About this exercise
Return each entry below exactly. Skip the images.

Available data

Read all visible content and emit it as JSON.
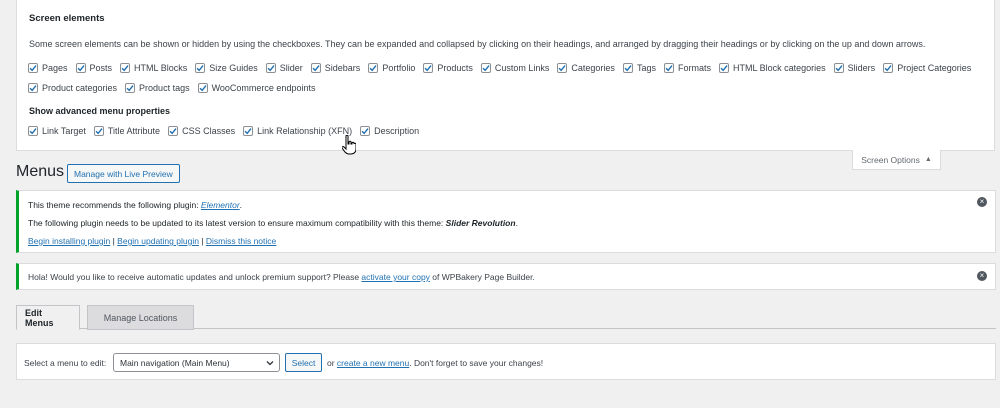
{
  "screen_options": {
    "title": "Screen elements",
    "description": "Some screen elements can be shown or hidden by using the checkboxes. They can be expanded and collapsed by clicking on their headings, and arranged by dragging their headings or by clicking on the up and down arrows.",
    "elements_row1": [
      "Pages",
      "Posts",
      "HTML Blocks",
      "Size Guides",
      "Slider",
      "Sidebars",
      "Portfolio",
      "Products",
      "Custom Links",
      "Categories",
      "Tags",
      "Formats",
      "HTML Block categories",
      "Sliders",
      "Project Categories"
    ],
    "elements_row2": [
      "Product categories",
      "Product tags",
      "WooCommerce endpoints"
    ],
    "advanced_title": "Show advanced menu properties",
    "advanced": [
      "Link Target",
      "Title Attribute",
      "CSS Classes",
      "Link Relationship (XFN)",
      "Description"
    ],
    "tab_label": "Screen Options"
  },
  "page": {
    "title": "Menus",
    "live_preview_button": "Manage with Live Preview"
  },
  "notice1": {
    "line1_prefix": "This theme recommends the following plugin: ",
    "line1_plugin": "Elementor",
    "line1_suffix": ".",
    "line2_prefix": "The following plugin needs to be updated to its latest version to ensure maximum compatibility with this theme: ",
    "line2_plugin": "Slider Revolution",
    "line2_suffix": ".",
    "link_install": "Begin installing plugin",
    "link_update": "Begin updating plugin",
    "link_dismiss": "Dismiss this notice",
    "separator": " | "
  },
  "notice2": {
    "prefix": "Hola! Would you like to receive automatic updates and unlock premium support? Please ",
    "link": "activate your copy",
    "suffix": " of WPBakery Page Builder."
  },
  "tabs": {
    "edit": "Edit Menus",
    "locations": "Manage Locations"
  },
  "menu_select": {
    "label": "Select a menu to edit:",
    "selected": "Main navigation (Main Menu)",
    "button": "Select",
    "or_text": "or ",
    "create_link": "create a new menu",
    "tail": ". Don't forget to save your changes!"
  },
  "colors": {
    "accent": "#2271b1",
    "success": "#00a32a",
    "background": "#f0f0f1"
  }
}
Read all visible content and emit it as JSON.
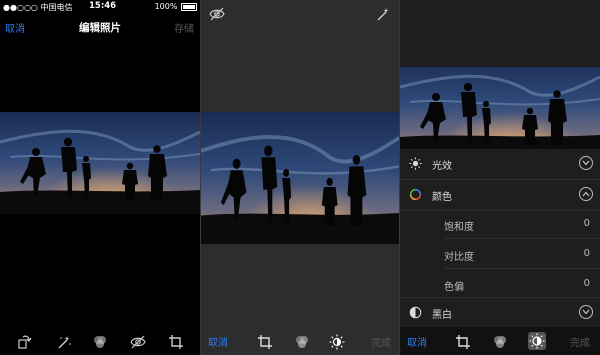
{
  "panel1": {
    "status": {
      "carrier": "●●○○○ 中国电信",
      "time": "15:46",
      "battery": "100%"
    },
    "nav": {
      "cancel": "取消",
      "title": "编辑照片",
      "save": "存储"
    }
  },
  "panel3": {
    "sections": [
      {
        "label": "光效",
        "icon": "sun-icon",
        "expanded": false
      },
      {
        "label": "颜色",
        "icon": "color-ring-icon",
        "expanded": true
      },
      {
        "label": "黑白",
        "icon": "half-circle-icon",
        "expanded": false
      }
    ],
    "color_params": [
      {
        "label": "饱和度",
        "value": "0"
      },
      {
        "label": "对比度",
        "value": "0"
      },
      {
        "label": "色偏",
        "value": "0"
      }
    ]
  },
  "toolbars": {
    "panel1": [
      "rotate-icon",
      "magic-wand-icon",
      "filters-icon",
      "hide-original-icon",
      "crop-icon"
    ],
    "panel2": {
      "cancel": "取消",
      "done": "完成",
      "icons": [
        "crop-icon",
        "filters-icon",
        "adjust-light-icon"
      ]
    },
    "panel3": {
      "cancel": "取消",
      "done": "完成",
      "icons": [
        "crop-icon",
        "filters-icon",
        "adjust-light-icon"
      ]
    }
  },
  "colors": {
    "accent": "#2b7cf2",
    "disabled": "#555555"
  }
}
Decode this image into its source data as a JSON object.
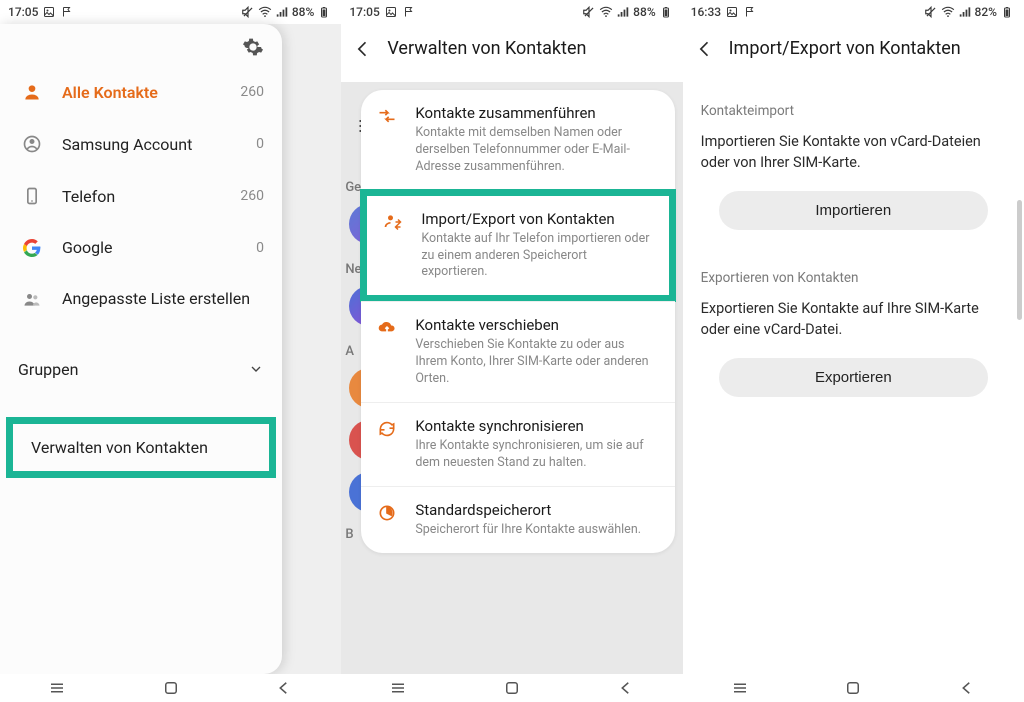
{
  "screen1": {
    "status": {
      "time": "17:05",
      "battery": "88%"
    },
    "accounts": [
      {
        "label": "Alle Kontakte",
        "count": "260",
        "icon": "person"
      },
      {
        "label": "Samsung Account",
        "count": "0",
        "icon": "samsung"
      },
      {
        "label": "Telefon",
        "count": "260",
        "icon": "phone"
      },
      {
        "label": "Google",
        "count": "0",
        "icon": "google"
      },
      {
        "label": "Angepasste Liste erstellen",
        "count": "",
        "icon": "group"
      }
    ],
    "groups_label": "Gruppen",
    "manage_label": "Verwalten von Kontakten"
  },
  "screen2": {
    "status": {
      "time": "17:05",
      "battery": "88%"
    },
    "title": "Verwalten von Kontakten",
    "bg_labels": {
      "gelb": "Gelb",
      "neuig": "Neuig",
      "a": "A",
      "b": "B"
    },
    "rows": [
      {
        "title": "Kontakte zusammenführen",
        "sub": "Kontakte mit demselben Namen oder derselben Telefonnummer oder E-Mail-Adresse zusammenführen."
      },
      {
        "title": "Import/Export von Kontakten",
        "sub": "Kontakte auf Ihr Telefon importieren oder zu einem anderen Speicherort exportieren."
      },
      {
        "title": "Kontakte verschieben",
        "sub": "Verschieben Sie Kontakte zu oder aus Ihrem Konto, Ihrer SIM-Karte oder anderen Orten."
      },
      {
        "title": "Kontakte synchronisieren",
        "sub": "Ihre Kontakte synchronisieren, um sie auf dem neuesten Stand zu halten."
      },
      {
        "title": "Standardspeicherort",
        "sub": "Speicherort für Ihre Kontakte auswählen."
      }
    ]
  },
  "screen3": {
    "status": {
      "time": "16:33",
      "battery": "82%"
    },
    "title": "Import/Export von Kontakten",
    "import": {
      "heading": "Kontakteimport",
      "desc": "Importieren Sie Kontakte von vCard-Dateien oder von Ihrer SIM-Karte.",
      "button": "Importieren"
    },
    "export": {
      "heading": "Exportieren von Kontakten",
      "desc": "Exportieren Sie Kontakte auf Ihre SIM-Karte oder eine vCard-Datei.",
      "button": "Exportieren"
    }
  }
}
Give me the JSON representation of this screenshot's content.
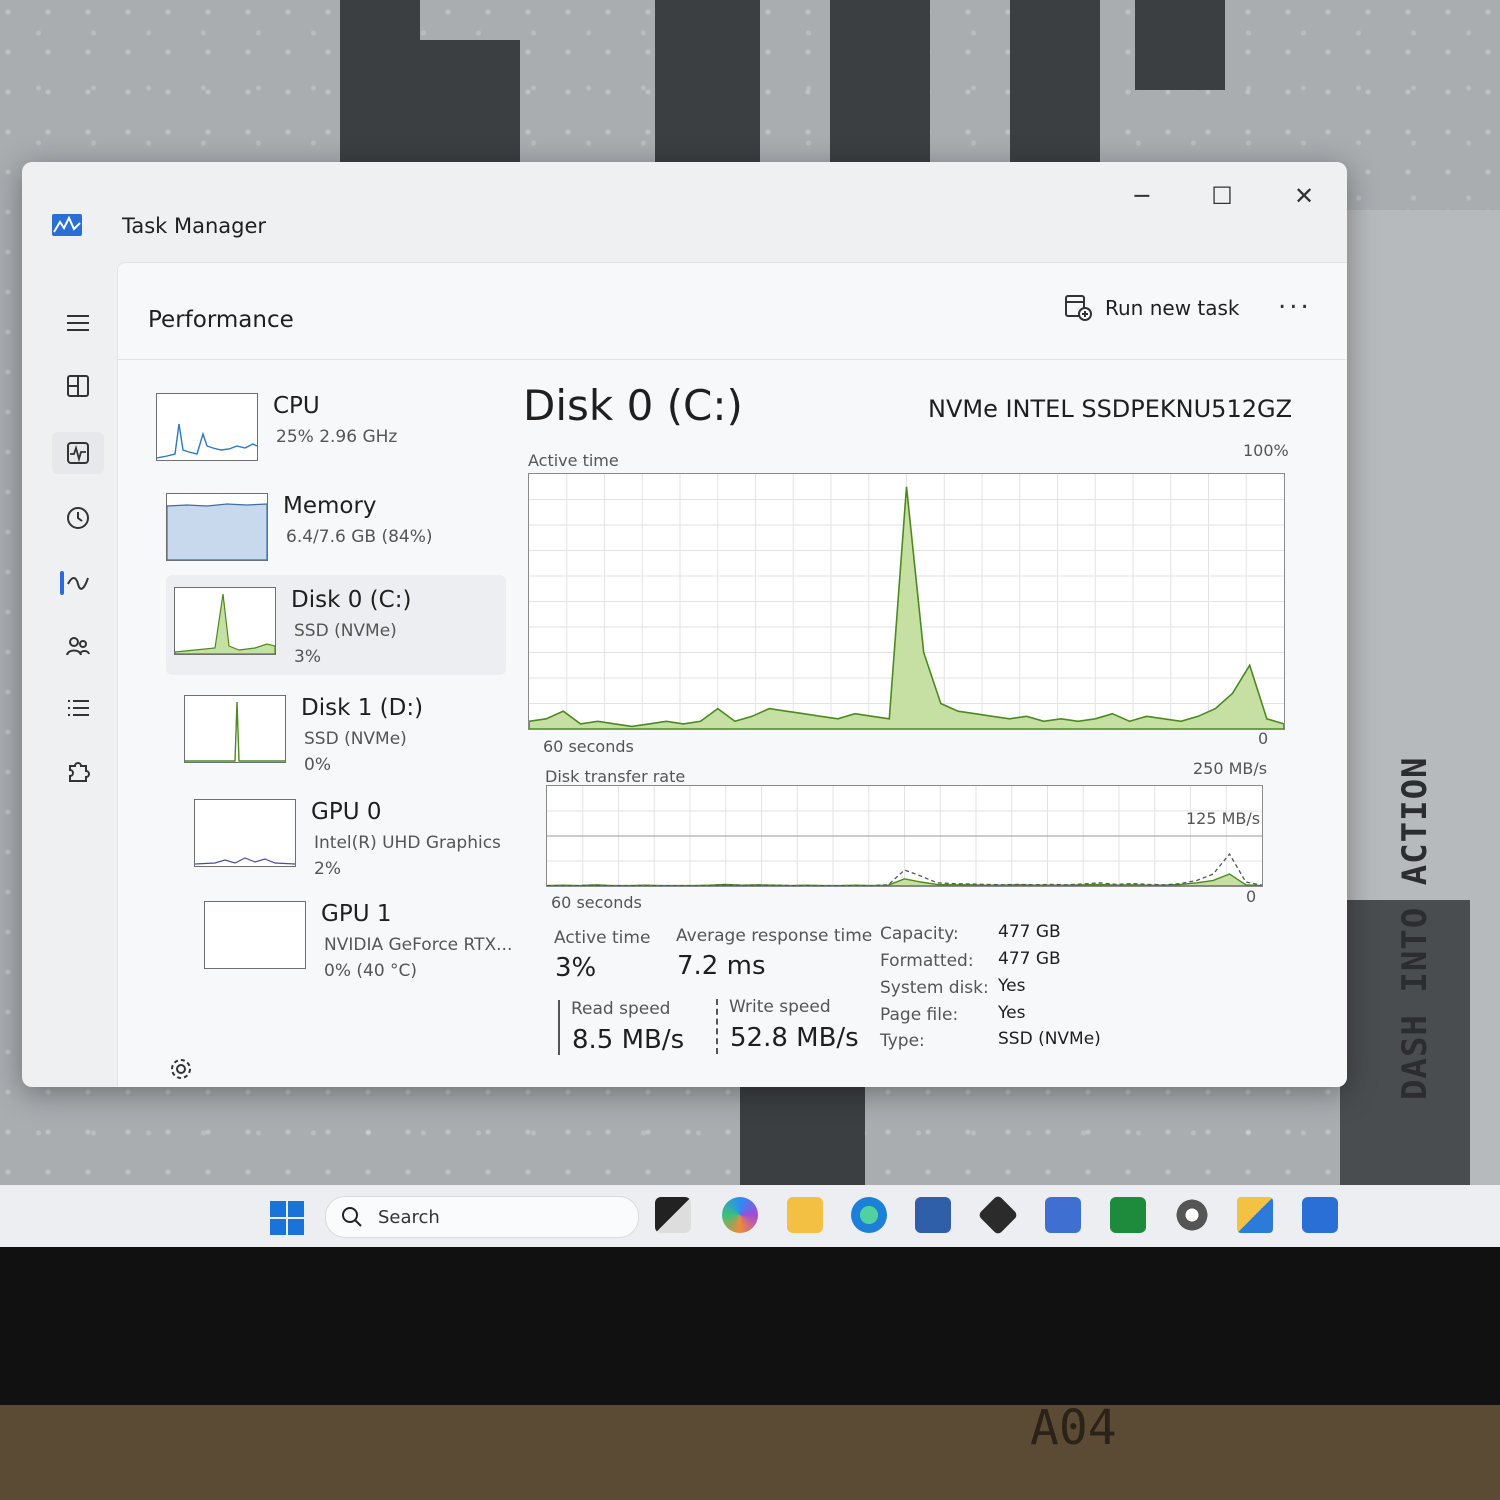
{
  "window": {
    "title": "Task Manager"
  },
  "header": {
    "section": "Performance",
    "run_new_task": "Run new task",
    "more": "..."
  },
  "devices": [
    {
      "name": "CPU",
      "sub": "25%  2.96 GHz",
      "sub2": ""
    },
    {
      "name": "Memory",
      "sub": "6.4/7.6 GB (84%)",
      "sub2": ""
    },
    {
      "name": "Disk 0 (C:)",
      "sub": "SSD (NVMe)",
      "sub2": "3%"
    },
    {
      "name": "Disk 1 (D:)",
      "sub": "SSD (NVMe)",
      "sub2": "0%"
    },
    {
      "name": "GPU 0",
      "sub": "Intel(R) UHD Graphics",
      "sub2": "2%"
    },
    {
      "name": "GPU 1",
      "sub": "NVIDIA GeForce RTX...",
      "sub2": "0% (40 °C)"
    }
  ],
  "detail": {
    "title": "Disk 0 (C:)",
    "model": "NVMe INTEL SSDPEKNU512GZ",
    "active_time_label": "Active time",
    "active_time_max": "100%",
    "time_span": "60 seconds",
    "zero": "0",
    "transfer_label": "Disk transfer rate",
    "transfer_max": "250 MB/s",
    "transfer_mid": "125 MB/s",
    "stats": {
      "active_time_label": "Active time",
      "active_time": "3%",
      "avg_response_label": "Average response time",
      "avg_response": "7.2 ms",
      "read_label": "Read speed",
      "read": "8.5 MB/s",
      "write_label": "Write speed",
      "write": "52.8 MB/s"
    },
    "props": [
      {
        "k": "Capacity:",
        "v": "477 GB"
      },
      {
        "k": "Formatted:",
        "v": "477 GB"
      },
      {
        "k": "System disk:",
        "v": "Yes"
      },
      {
        "k": "Page file:",
        "v": "Yes"
      },
      {
        "k": "Type:",
        "v": "SSD (NVMe)"
      }
    ]
  },
  "taskbar": {
    "search_placeholder": "Search"
  },
  "wallpaper": {
    "text": "DASH INTO ACTION"
  },
  "stand_text": "A04",
  "colors": {
    "graph_fill": "#c6e0a4",
    "graph_line": "#4c8a1f",
    "accent": "#2f6bd6"
  }
}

Written solution
Read all visible content and emit it as JSON.
{
  "screen_options": {
    "title": "Screen elements",
    "description": "Some screen elements can be shown or hidden by using the checkboxes. They can be expanded and collapsed by clicking on their headings, and arranged by dragging their headings or by clicking on the up and down arrows.",
    "elements_row1": [
      "Pages",
      "Posts",
      "HTML Blocks",
      "Size Guides",
      "Slider",
      "Sidebars",
      "Portfolio",
      "Products",
      "Custom Links",
      "Categories",
      "Tags",
      "Formats",
      "HTML Block categories",
      "Sliders",
      "Project Categories"
    ],
    "elements_row2": [
      "Product categories",
      "Product tags",
      "WooCommerce endpoints"
    ],
    "advanced_title": "Show advanced menu properties",
    "advanced": [
      "Link Target",
      "Title Attribute",
      "CSS Classes",
      "Link Relationship (XFN)",
      "Description"
    ],
    "tab_label": "Screen Options"
  },
  "page": {
    "title": "Menus",
    "live_preview_button": "Manage with Live Preview"
  },
  "notice1": {
    "line1_prefix": "This theme recommends the following plugin: ",
    "line1_plugin": "Elementor",
    "line1_suffix": ".",
    "line2_prefix": "The following plugin needs to be updated to its latest version to ensure maximum compatibility with this theme: ",
    "line2_plugin": "Slider Revolution",
    "line2_suffix": ".",
    "link_install": "Begin installing plugin",
    "link_update": "Begin updating plugin",
    "link_dismiss": "Dismiss this notice",
    "separator": " | "
  },
  "notice2": {
    "prefix": "Hola! Would you like to receive automatic updates and unlock premium support? Please ",
    "link": "activate your copy",
    "suffix": " of WPBakery Page Builder."
  },
  "tabs": {
    "edit": "Edit Menus",
    "locations": "Manage Locations"
  },
  "menu_select": {
    "label": "Select a menu to edit:",
    "selected": "Main navigation (Main Menu)",
    "button": "Select",
    "or_text": "or ",
    "create_link": "create a new menu",
    "tail": ". Don't forget to save your changes!"
  },
  "colors": {
    "accent": "#2271b1",
    "success": "#00a32a",
    "background": "#f0f0f1"
  }
}
Read all visible content and emit it as JSON.
{
  "panel1": {
    "status": {
      "carrier": "●●○○○ 中国电信",
      "time": "15:46",
      "battery": "100%"
    },
    "nav": {
      "cancel": "取消",
      "title": "编辑照片",
      "save": "存储"
    }
  },
  "panel3": {
    "sections": [
      {
        "label": "光效",
        "icon": "sun-icon",
        "expanded": false
      },
      {
        "label": "颜色",
        "icon": "color-ring-icon",
        "expanded": true
      },
      {
        "label": "黑白",
        "icon": "half-circle-icon",
        "expanded": false
      }
    ],
    "color_params": [
      {
        "label": "饱和度",
        "value": "0"
      },
      {
        "label": "对比度",
        "value": "0"
      },
      {
        "label": "色偏",
        "value": "0"
      }
    ]
  },
  "toolbars": {
    "panel1": [
      "rotate-icon",
      "magic-wand-icon",
      "filters-icon",
      "hide-original-icon",
      "crop-icon"
    ],
    "panel2": {
      "cancel": "取消",
      "done": "完成",
      "icons": [
        "crop-icon",
        "filters-icon",
        "adjust-light-icon"
      ]
    },
    "panel3": {
      "cancel": "取消",
      "done": "完成",
      "icons": [
        "crop-icon",
        "filters-icon",
        "adjust-light-icon"
      ]
    }
  },
  "colors": {
    "accent": "#2b7cf2",
    "disabled": "#555555"
  }
}
Decode this image into its source data as a JSON object.
{
  "screen1": {
    "status": {
      "time": "17:05",
      "battery": "88%"
    },
    "accounts": [
      {
        "label": "Alle Kontakte",
        "count": "260",
        "icon": "person"
      },
      {
        "label": "Samsung Account",
        "count": "0",
        "icon": "samsung"
      },
      {
        "label": "Telefon",
        "count": "260",
        "icon": "phone"
      },
      {
        "label": "Google",
        "count": "0",
        "icon": "google"
      },
      {
        "label": "Angepasste Liste erstellen",
        "count": "",
        "icon": "group"
      }
    ],
    "groups_label": "Gruppen",
    "manage_label": "Verwalten von Kontakten"
  },
  "screen2": {
    "status": {
      "time": "17:05",
      "battery": "88%"
    },
    "title": "Verwalten von Kontakten",
    "bg_labels": {
      "gelb": "Gelb",
      "neuig": "Neuig",
      "a": "A",
      "b": "B"
    },
    "rows": [
      {
        "title": "Kontakte zusammenführen",
        "sub": "Kontakte mit demselben Namen oder derselben Telefonnummer oder E-Mail-Adresse zusammenführen."
      },
      {
        "title": "Import/Export von Kontakten",
        "sub": "Kontakte auf Ihr Telefon importieren oder zu einem anderen Speicherort exportieren."
      },
      {
        "title": "Kontakte verschieben",
        "sub": "Verschieben Sie Kontakte zu oder aus Ihrem Konto, Ihrer SIM-Karte oder anderen Orten."
      },
      {
        "title": "Kontakte synchronisieren",
        "sub": "Ihre Kontakte synchronisieren, um sie auf dem neuesten Stand zu halten."
      },
      {
        "title": "Standardspeicherort",
        "sub": "Speicherort für Ihre Kontakte auswählen."
      }
    ]
  },
  "screen3": {
    "status": {
      "time": "16:33",
      "battery": "82%"
    },
    "title": "Import/Export von Kontakten",
    "import": {
      "heading": "Kontakteimport",
      "desc": "Importieren Sie Kontakte von vCard-Dateien oder von Ihrer SIM-Karte.",
      "button": "Importieren"
    },
    "export": {
      "heading": "Exportieren von Kontakten",
      "desc": "Exportieren Sie Kontakte auf Ihre SIM-Karte oder eine vCard-Datei.",
      "button": "Exportieren"
    }
  }
}
Give me the JSON representation of this screenshot's content.
{
  "window": {
    "title": "Task Manager"
  },
  "header": {
    "section": "Performance",
    "run_new_task": "Run new task",
    "more": "..."
  },
  "devices": [
    {
      "name": "CPU",
      "sub": "25%  2.96 GHz",
      "sub2": ""
    },
    {
      "name": "Memory",
      "sub": "6.4/7.6 GB (84%)",
      "sub2": ""
    },
    {
      "name": "Disk 0 (C:)",
      "sub": "SSD (NVMe)",
      "sub2": "3%"
    },
    {
      "name": "Disk 1 (D:)",
      "sub": "SSD (NVMe)",
      "sub2": "0%"
    },
    {
      "name": "GPU 0",
      "sub": "Intel(R) UHD Graphics",
      "sub2": "2%"
    },
    {
      "name": "GPU 1",
      "sub": "NVIDIA GeForce RTX...",
      "sub2": "0% (40 °C)"
    }
  ],
  "detail": {
    "title": "Disk 0 (C:)",
    "model": "NVMe INTEL SSDPEKNU512GZ",
    "active_time_label": "Active time",
    "active_time_max": "100%",
    "time_span": "60 seconds",
    "zero": "0",
    "transfer_label": "Disk transfer rate",
    "transfer_max": "250 MB/s",
    "transfer_mid": "125 MB/s",
    "stats": {
      "active_time_label": "Active time",
      "active_time": "3%",
      "avg_response_label": "Average response time",
      "avg_response": "7.2 ms",
      "read_label": "Read speed",
      "read": "8.5 MB/s",
      "write_label": "Write speed",
      "write": "52.8 MB/s"
    },
    "props": [
      {
        "k": "Capacity:",
        "v": "477 GB"
      },
      {
        "k": "Formatted:",
        "v": "477 GB"
      },
      {
        "k": "System disk:",
        "v": "Yes"
      },
      {
        "k": "Page file:",
        "v": "Yes"
      },
      {
        "k": "Type:",
        "v": "SSD (NVMe)"
      }
    ]
  },
  "taskbar": {
    "search_placeholder": "Search"
  },
  "wallpaper": {
    "text": "DASH INTO ACTION"
  },
  "stand_text": "A04",
  "colors": {
    "graph_fill": "#c6e0a4",
    "graph_line": "#4c8a1f",
    "accent": "#2f6bd6"
  }
}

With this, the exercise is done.